The U.S. Consumer Product Safety Commission (CPSC) has, for the first time, voted to set federal safety standards for strollers. The commission's vote, which was unanimous at 3-0, includes a series of previously voluntary regulations, and it adds specific provisions to prevent strollers from having a risk of injuries including scissoring, shearing, and pinching, most of which are associated with folding or foldable strollers. Last summer, Peg Perego recalled 223,000 strollers because of entrapment and strangulation hazards, and thousands of Kolcraft strollers were also recalled because of a finger amputation hazard.
For the new federal standards, CPSC staff reviewed more than 1,200 stroller-related incidents, including four fatalities and nearly 360 injuries that occurred from 2008 through 2012. The agency believes that the new standard will help to reduce the risks associated with the majority of the hazard patterns identified in reviewing the stroller incidents. Hazards include wheel breakage or detachment, hinge issues, car seat attachment, handlebar failures, and structural integrity issues. The injuries that have resulted from these problems include finger amputation, falls, and head entrapment.

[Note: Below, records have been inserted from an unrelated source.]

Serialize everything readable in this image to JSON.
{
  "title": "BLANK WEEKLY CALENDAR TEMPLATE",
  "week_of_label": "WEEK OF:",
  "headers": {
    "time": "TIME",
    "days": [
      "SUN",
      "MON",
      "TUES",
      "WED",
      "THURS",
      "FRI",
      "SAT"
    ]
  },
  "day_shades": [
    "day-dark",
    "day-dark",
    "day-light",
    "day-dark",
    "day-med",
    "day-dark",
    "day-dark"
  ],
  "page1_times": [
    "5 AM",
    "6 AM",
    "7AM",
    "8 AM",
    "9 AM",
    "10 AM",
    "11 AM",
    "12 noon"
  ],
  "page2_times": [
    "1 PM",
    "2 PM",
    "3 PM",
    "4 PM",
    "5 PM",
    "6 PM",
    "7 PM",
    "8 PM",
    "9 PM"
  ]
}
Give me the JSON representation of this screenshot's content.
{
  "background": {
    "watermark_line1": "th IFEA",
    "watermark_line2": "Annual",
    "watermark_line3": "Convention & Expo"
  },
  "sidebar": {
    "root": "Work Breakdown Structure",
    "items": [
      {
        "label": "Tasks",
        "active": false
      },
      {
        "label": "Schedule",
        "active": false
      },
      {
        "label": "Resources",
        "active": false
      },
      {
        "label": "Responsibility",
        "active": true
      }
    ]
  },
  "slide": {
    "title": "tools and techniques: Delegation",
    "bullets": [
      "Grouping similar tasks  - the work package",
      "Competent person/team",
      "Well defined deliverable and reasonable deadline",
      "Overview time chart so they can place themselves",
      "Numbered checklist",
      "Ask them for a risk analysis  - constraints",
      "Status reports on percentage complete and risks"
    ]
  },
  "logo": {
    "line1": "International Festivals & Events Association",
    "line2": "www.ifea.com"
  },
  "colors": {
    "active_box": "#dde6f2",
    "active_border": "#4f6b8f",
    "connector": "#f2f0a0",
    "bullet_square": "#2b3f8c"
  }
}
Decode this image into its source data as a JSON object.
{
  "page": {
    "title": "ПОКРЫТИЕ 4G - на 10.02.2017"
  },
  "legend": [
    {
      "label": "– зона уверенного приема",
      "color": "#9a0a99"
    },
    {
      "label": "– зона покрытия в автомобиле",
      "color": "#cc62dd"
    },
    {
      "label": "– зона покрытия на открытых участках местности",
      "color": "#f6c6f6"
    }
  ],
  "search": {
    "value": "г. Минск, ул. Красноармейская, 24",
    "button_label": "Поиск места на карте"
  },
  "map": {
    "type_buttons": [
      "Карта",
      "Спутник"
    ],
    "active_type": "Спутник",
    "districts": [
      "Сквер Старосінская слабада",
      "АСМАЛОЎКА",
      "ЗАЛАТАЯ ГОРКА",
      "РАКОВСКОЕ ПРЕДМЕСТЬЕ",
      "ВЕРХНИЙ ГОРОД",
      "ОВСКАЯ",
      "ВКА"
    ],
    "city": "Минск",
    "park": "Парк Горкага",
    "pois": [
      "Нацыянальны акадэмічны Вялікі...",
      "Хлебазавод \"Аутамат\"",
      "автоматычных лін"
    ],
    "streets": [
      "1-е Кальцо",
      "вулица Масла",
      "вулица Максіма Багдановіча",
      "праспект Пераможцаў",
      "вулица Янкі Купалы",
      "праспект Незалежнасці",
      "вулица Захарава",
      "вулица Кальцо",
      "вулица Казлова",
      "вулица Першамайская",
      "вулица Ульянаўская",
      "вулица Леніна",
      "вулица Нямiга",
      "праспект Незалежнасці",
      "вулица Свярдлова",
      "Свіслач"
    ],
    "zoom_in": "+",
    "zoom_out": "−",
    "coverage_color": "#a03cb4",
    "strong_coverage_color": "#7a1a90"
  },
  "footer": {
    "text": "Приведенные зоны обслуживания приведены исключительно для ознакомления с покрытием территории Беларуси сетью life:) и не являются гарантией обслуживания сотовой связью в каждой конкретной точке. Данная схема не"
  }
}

The proposed standard has a 75-day "comment period" before it is added to the Federal Register, during which time the public can post comments at www.Regulations.gov. The CPSC recommends that the standard become effective 18 months after publication of the final rule in the Federal Register.
Image: Mother and baby with stroller, via Shutterstock